Work task: Write out the listing below without alteration, omitting its pictures.

Material provided:
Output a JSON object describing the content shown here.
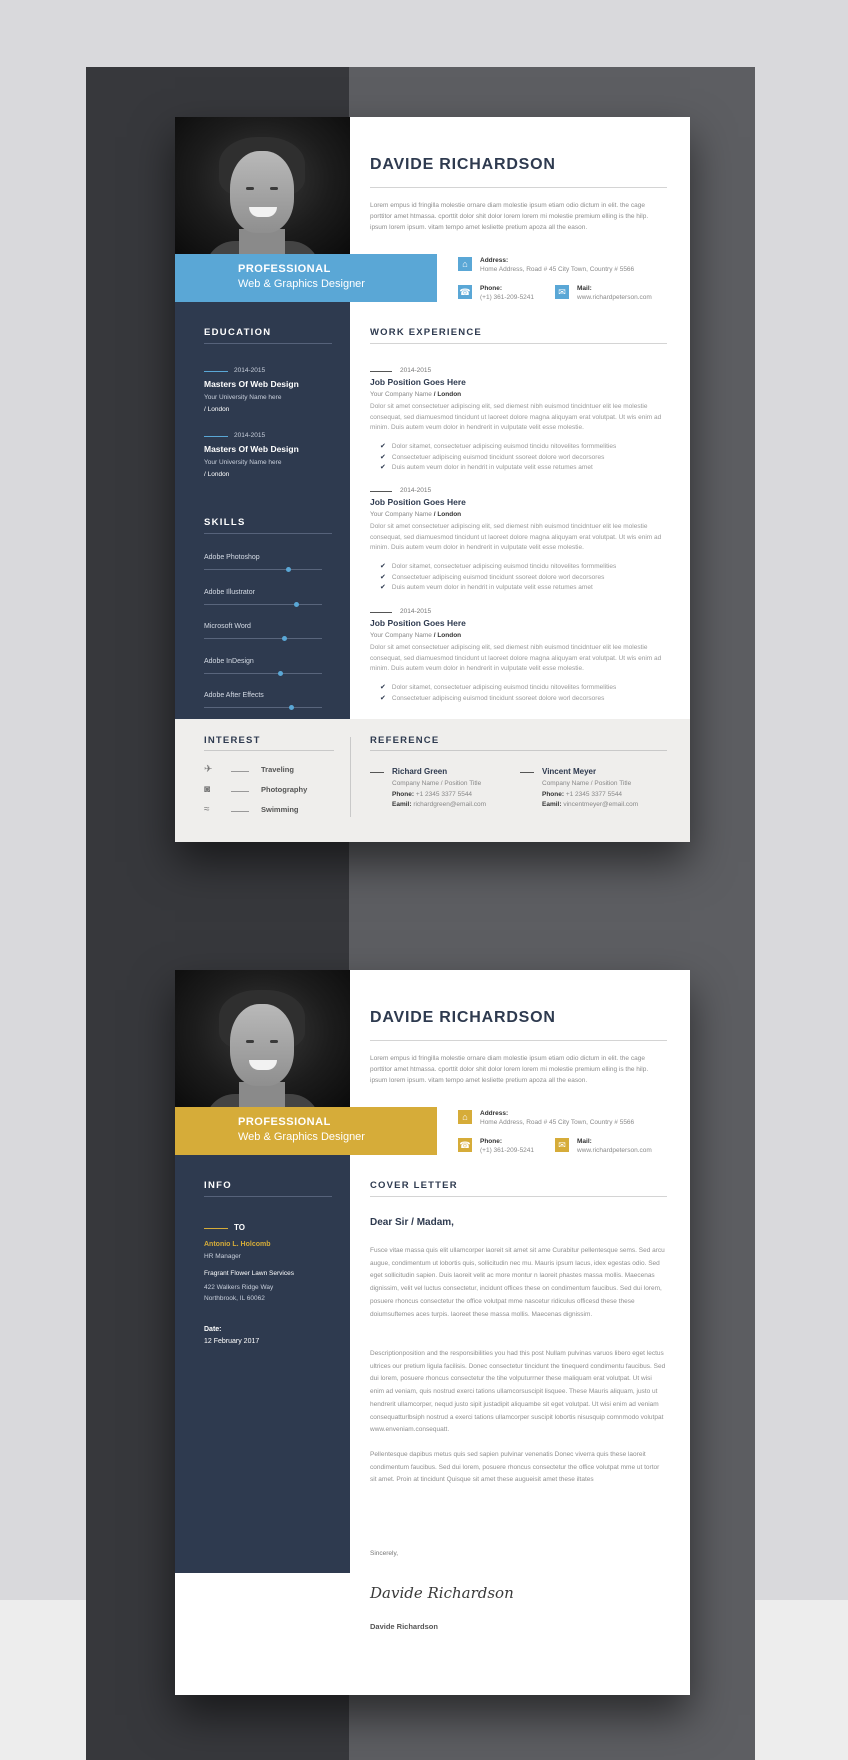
{
  "page1": {
    "name": "DAVIDE RICHARDSON",
    "intro": "Lorem empus id fringilla molestie ornare diam molestie ipsum etiam odio dictum in elit. the cage porttitor amet htmassa. cporttit dolor shit dolor lorem lorem mi molestie premium elling is the hilp. ipsum lorem ipsum. vitam tempo amet lesliette pretium apoza all the eason.",
    "profession_title": "PROFESSIONAL",
    "profession_role": "Web & Graphics Designer",
    "address_label": "Address:",
    "address_value": "Home Address, Road # 45 City Town, Country # 5566",
    "phone_label": "Phone:",
    "phone_value": "(+1) 361-209-5241",
    "mail_label": "Mail:",
    "mail_value": "www.richardpeterson.com",
    "education_heading": "EDUCATION",
    "education": [
      {
        "year": "2014-2015",
        "degree": "Masters Of Web Design",
        "uni": "Your University Name here",
        "loc": "/ London"
      },
      {
        "year": "2014-2015",
        "degree": "Masters Of Web Design",
        "uni": "Your University Name here",
        "loc": "/ London"
      }
    ],
    "skills_heading": "SKILLS",
    "skills": [
      {
        "name": "Adobe Photoshop",
        "level": 0.72
      },
      {
        "name": "Adobe Illustrator",
        "level": 0.78
      },
      {
        "name": "Microsoft Word",
        "level": 0.68
      },
      {
        "name": "Adobe InDesign",
        "level": 0.65
      },
      {
        "name": "Adobe After Effects",
        "level": 0.74
      }
    ],
    "work_heading": "WORK EXPERIENCE",
    "jobs": [
      {
        "year": "2014-2015",
        "position": "Job Position Goes Here",
        "company": "Your Company Name",
        "city": "/ London",
        "desc": "Dolor sit amet consectetuer adipiscing elit, sed diemest nibh euismod tincidntuer elit lee molestie consequat, sed diamuesmod tincidunt ut laoreet dolore magna aliquyam erat volutpat. Ut wis enim ad minim. Duis autem veum dolor in hendrerit in vulputate velit esse molestie.",
        "bullets": [
          "Dolor sitamet, consectetuer adipiscing euismod tincidu nitovelites formmelities",
          "Consectetuer adipiscing euismod tincidunt ssoreet dolore worl decorsores",
          "Duis autem veum dolor in hendrit in vulputate velit esse retumes amet"
        ]
      },
      {
        "year": "2014-2015",
        "position": "Job Position Goes Here",
        "company": "Your Company Name",
        "city": "/ London",
        "desc": "Dolor sit amet consectetuer adipiscing elit, sed diemest nibh euismod tincidntuer elit lee molestie consequat, sed diamuesmod tincidunt ut laoreet dolore magna aliquyam erat volutpat. Ut wis enim ad minim. Duis autem veum dolor in hendrerit in vulputate velit esse molestie.",
        "bullets": [
          "Dolor sitamet, consectetuer adipiscing euismod tincidu nitovelites formmelities",
          "Consectetuer adipiscing euismod tincidunt ssoreet dolore worl decorsores",
          "Duis autem veum dolor in hendrit in vulputate velit esse retumes amet"
        ]
      },
      {
        "year": "2014-2015",
        "position": "Job Position Goes Here",
        "company": "Your Company Name",
        "city": "/ London",
        "desc": "Dolor sit amet consectetuer adipiscing elit, sed diemest nibh euismod tincidntuer elit lee molestie consequat, sed diamuesmod tincidunt ut laoreet dolore magna aliquyam erat volutpat. Ut wis enim ad minim. Duis autem veum dolor in hendrerit in vulputate velit esse molestie.",
        "bullets": [
          "Dolor sitamet, consectetuer adipiscing euismod tincidu nitovelites formmelities",
          "Consectetuer adipiscing euismod tincidunt ssoreet dolore worl decorsores"
        ]
      }
    ],
    "interest_heading": "INTEREST",
    "interests": [
      {
        "icon": "airplane-icon",
        "label": "Traveling"
      },
      {
        "icon": "camera-icon",
        "label": "Photography"
      },
      {
        "icon": "swimming-icon",
        "label": "Swimming"
      }
    ],
    "reference_heading": "REFERENCE",
    "references": [
      {
        "name": "Richard Green",
        "company": "Company Name / Position Title",
        "phone_label": "Phone:",
        "phone": "+1 2345 3377 5544",
        "email_label": "Eamil:",
        "email": "richardgreen@email.com"
      },
      {
        "name": "Vincent Meyer",
        "company": "Company Name / Position Title",
        "phone_label": "Phone:",
        "phone": "+1 2345 3377 5544",
        "email_label": "Eamil:",
        "email": "vincentmeyer@email.com"
      }
    ]
  },
  "page2": {
    "name": "DAVIDE RICHARDSON",
    "intro": "Lorem empus id fringilla molestie ornare diam molestie ipsum etiam odio dictum in elit. the cage porttitor amet htmassa. cporttit dolor shit dolor lorem lorem mi molestie premium elling is the hilp. ipsum lorem ipsum. vitam tempo amet lesliette pretium apoza all the eason.",
    "profession_title": "PROFESSIONAL",
    "profession_role": "Web & Graphics Designer",
    "address_label": "Address:",
    "address_value": "Home Address, Road # 45 City Town, Country # 5566",
    "phone_label": "Phone:",
    "phone_value": "(+1) 361-209-5241",
    "mail_label": "Mail:",
    "mail_value": "www.richardpeterson.com",
    "info_heading": "INFO",
    "to_label": "TO",
    "recipient": "Antonio L. Holcomb",
    "recipient_role": "HR Manager",
    "company": "Fragrant Flower Lawn Services",
    "street": "422 Walkers Ridge Way",
    "city": "Northbrook, IL 60062",
    "date_label": "Date:",
    "date": "12 February 2017",
    "cover_heading": "COVER LETTER",
    "greeting": "Dear Sir / Madam,",
    "paragraphs": [
      "Fusce vitae massa quis elit ullamcorper laoreit sit amet sit ame Curabitur pellentesque sems. Sed arcu augue, condimentum ut lobortis quis, sollicitudin nec mu. Mauris ipsum lacus, idex egestas odio. Sed eget sollicitudin sapien. Duis laoreit velit ac more montur n laoreit phastes massa mollis. Maecenas dignissim, velit vel luctus consectetur, incidunt offices these on condimentum faucibus. Sed dui lorem, posuere rhoncus consectetur the office volutpat mme nascetur ridiculus officesd these these doiumsuftemes aces turpis. laoreet these massa mollis. Maecenas dignissim.",
      "Descriptionposition and the responsibilities you had this post Nullam pulvinas varuos libero eget lectus ultrices our pretium ligula facilisis. Donec consectetur tincidunt the tinequerd condimentu faucibus. Sed dui lorem, posuere rhoncus consectetur the tihe volputurrner these maliquam erat volutpat. Ut wisi enim ad veniam, quis nostrud exerci tations ullamcorsuscipit lisquee. These Mauris aliquam, justo ut hendrerit ullamcorper, nequd justo sipit justadipit aliquambe sit eget volutpat. Ut wisi enim ad veniam consequatturlbsiph nostrud a exerci tations ullamcorper suscipit lobortis nisusquip comnmodo volutpat www.enveniam.consequatt.",
      "Pellentesque dapibus metus quis sed sapien pulvinar venenatis Donec viverra quis these laoreit condimentum faucibus. Sed dui lorem, posuere rhoncus consectetur the office volutpat mme ut tortor sit amet. Proin at tincidunt Quisque sit amet these augueisit amet these iltates"
    ],
    "sincerely": "Sincerely,",
    "signature": "Davide Richardson",
    "signer": "Davide Richardson"
  },
  "colors": {
    "navy": "#2e3a4f",
    "blue_accent": "#5aa7d6",
    "gold_accent": "#d6ac39"
  }
}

Solution:
Output a JSON object describing the content shown here.
{
  "page1": {
    "name": "DAVIDE RICHARDSON",
    "intro": "Lorem empus id fringilla molestie ornare diam molestie ipsum etiam odio dictum in elit. the cage porttitor amet htmassa. cporttit dolor shit dolor lorem lorem mi molestie premium elling is the hilp. ipsum lorem ipsum. vitam tempo amet lesliette pretium apoza all the eason.",
    "profession_title": "PROFESSIONAL",
    "profession_role": "Web & Graphics Designer",
    "address_label": "Address:",
    "address_value": "Home Address, Road # 45 City Town, Country # 5566",
    "phone_label": "Phone:",
    "phone_value": "(+1) 361-209-5241",
    "mail_label": "Mail:",
    "mail_value": "www.richardpeterson.com",
    "education_heading": "EDUCATION",
    "education": [
      {
        "year": "2014-2015",
        "degree": "Masters Of Web Design",
        "uni": "Your University Name here",
        "loc": "/ London"
      },
      {
        "year": "2014-2015",
        "degree": "Masters Of Web Design",
        "uni": "Your University Name here",
        "loc": "/ London"
      }
    ],
    "skills_heading": "SKILLS",
    "skills": [
      {
        "name": "Adobe Photoshop",
        "level": 0.72
      },
      {
        "name": "Adobe Illustrator",
        "level": 0.78
      },
      {
        "name": "Microsoft Word",
        "level": 0.68
      },
      {
        "name": "Adobe InDesign",
        "level": 0.65
      },
      {
        "name": "Adobe After Effects",
        "level": 0.74
      }
    ],
    "work_heading": "WORK EXPERIENCE",
    "jobs": [
      {
        "year": "2014-2015",
        "position": "Job Position Goes Here",
        "company": "Your Company Name",
        "city": "/ London",
        "desc": "Dolor sit amet consectetuer adipiscing elit, sed diemest nibh euismod tincidntuer elit lee molestie consequat, sed diamuesmod tincidunt ut laoreet dolore magna aliquyam erat volutpat. Ut wis enim ad minim. Duis autem veum dolor in hendrerit in vulputate velit esse molestie.",
        "bullets": [
          "Dolor sitamet, consectetuer adipiscing euismod tincidu nitovelites formmelities",
          "Consectetuer adipiscing euismod tincidunt ssoreet dolore worl decorsores",
          "Duis autem veum dolor in hendrit in vulputate velit esse retumes amet"
        ]
      },
      {
        "year": "2014-2015",
        "position": "Job Position Goes Here",
        "company": "Your Company Name",
        "city": "/ London",
        "desc": "Dolor sit amet consectetuer adipiscing elit, sed diemest nibh euismod tincidntuer elit lee molestie consequat, sed diamuesmod tincidunt ut laoreet dolore magna aliquyam erat volutpat. Ut wis enim ad minim. Duis autem veum dolor in hendrerit in vulputate velit esse molestie.",
        "bullets": [
          "Dolor sitamet, consectetuer adipiscing euismod tincidu nitovelites formmelities",
          "Consectetuer adipiscing euismod tincidunt ssoreet dolore worl decorsores",
          "Duis autem veum dolor in hendrit in vulputate velit esse retumes amet"
        ]
      },
      {
        "year": "2014-2015",
        "position": "Job Position Goes Here",
        "company": "Your Company Name",
        "city": "/ London",
        "desc": "Dolor sit amet consectetuer adipiscing elit, sed diemest nibh euismod tincidntuer elit lee molestie consequat, sed diamuesmod tincidunt ut laoreet dolore magna aliquyam erat volutpat. Ut wis enim ad minim. Duis autem veum dolor in hendrerit in vulputate velit esse molestie.",
        "bullets": [
          "Dolor sitamet, consectetuer adipiscing euismod tincidu nitovelites formmelities",
          "Consectetuer adipiscing euismod tincidunt ssoreet dolore worl decorsores"
        ]
      }
    ],
    "interest_heading": "INTEREST",
    "interests": [
      {
        "icon": "airplane-icon",
        "label": "Traveling"
      },
      {
        "icon": "camera-icon",
        "label": "Photography"
      },
      {
        "icon": "swimming-icon",
        "label": "Swimming"
      }
    ],
    "reference_heading": "REFERENCE",
    "references": [
      {
        "name": "Richard Green",
        "company": "Company Name / Position Title",
        "phone_label": "Phone:",
        "phone": "+1 2345 3377 5544",
        "email_label": "Eamil:",
        "email": "richardgreen@email.com"
      },
      {
        "name": "Vincent Meyer",
        "company": "Company Name / Position Title",
        "phone_label": "Phone:",
        "phone": "+1 2345 3377 5544",
        "email_label": "Eamil:",
        "email": "vincentmeyer@email.com"
      }
    ]
  },
  "page2": {
    "name": "DAVIDE RICHARDSON",
    "intro": "Lorem empus id fringilla molestie ornare diam molestie ipsum etiam odio dictum in elit. the cage porttitor amet htmassa. cporttit dolor shit dolor lorem lorem mi molestie premium elling is the hilp. ipsum lorem ipsum. vitam tempo amet lesliette pretium apoza all the eason.",
    "profession_title": "PROFESSIONAL",
    "profession_role": "Web & Graphics Designer",
    "address_label": "Address:",
    "address_value": "Home Address, Road # 45 City Town, Country # 5566",
    "phone_label": "Phone:",
    "phone_value": "(+1) 361-209-5241",
    "mail_label": "Mail:",
    "mail_value": "www.richardpeterson.com",
    "info_heading": "INFO",
    "to_label": "TO",
    "recipient": "Antonio L. Holcomb",
    "recipient_role": "HR Manager",
    "company": "Fragrant Flower Lawn Services",
    "street": "422 Walkers Ridge Way",
    "city": "Northbrook, IL 60062",
    "date_label": "Date:",
    "date": "12 February 2017",
    "cover_heading": "COVER LETTER",
    "greeting": "Dear Sir / Madam,",
    "paragraphs": [
      "Fusce vitae massa quis elit ullamcorper laoreit sit amet sit ame Curabitur pellentesque sems. Sed arcu augue, condimentum ut lobortis quis, sollicitudin nec mu. Mauris ipsum lacus, idex egestas odio. Sed eget sollicitudin sapien. Duis laoreit velit ac more montur n laoreit phastes massa mollis. Maecenas dignissim, velit vel luctus consectetur, incidunt offices these on condimentum faucibus. Sed dui lorem, posuere rhoncus consectetur the office volutpat mme nascetur ridiculus officesd these these doiumsuftemes aces turpis. laoreet these massa mollis. Maecenas dignissim.",
      "Descriptionposition and the responsibilities you had this post Nullam pulvinas varuos libero eget lectus ultrices our pretium ligula facilisis. Donec consectetur tincidunt the tinequerd condimentu faucibus. Sed dui lorem, posuere rhoncus consectetur the tihe volputurrner these maliquam erat volutpat. Ut wisi enim ad veniam, quis nostrud exerci tations ullamcorsuscipit lisquee. These Mauris aliquam, justo ut hendrerit ullamcorper, nequd justo sipit justadipit aliquambe sit eget volutpat. Ut wisi enim ad veniam consequatturlbsiph nostrud a exerci tations ullamcorper suscipit lobortis nisusquip comnmodo volutpat www.enveniam.consequatt.",
      "Pellentesque dapibus metus quis sed sapien pulvinar venenatis Donec viverra quis these laoreit condimentum faucibus. Sed dui lorem, posuere rhoncus consectetur the office volutpat mme ut tortor sit amet. Proin at tincidunt Quisque sit amet these augueisit amet these iltates"
    ],
    "sincerely": "Sincerely,",
    "signature": "Davide Richardson",
    "signer": "Davide Richardson"
  },
  "colors": {
    "navy": "#2e3a4f",
    "blue_accent": "#5aa7d6",
    "gold_accent": "#d6ac39"
  }
}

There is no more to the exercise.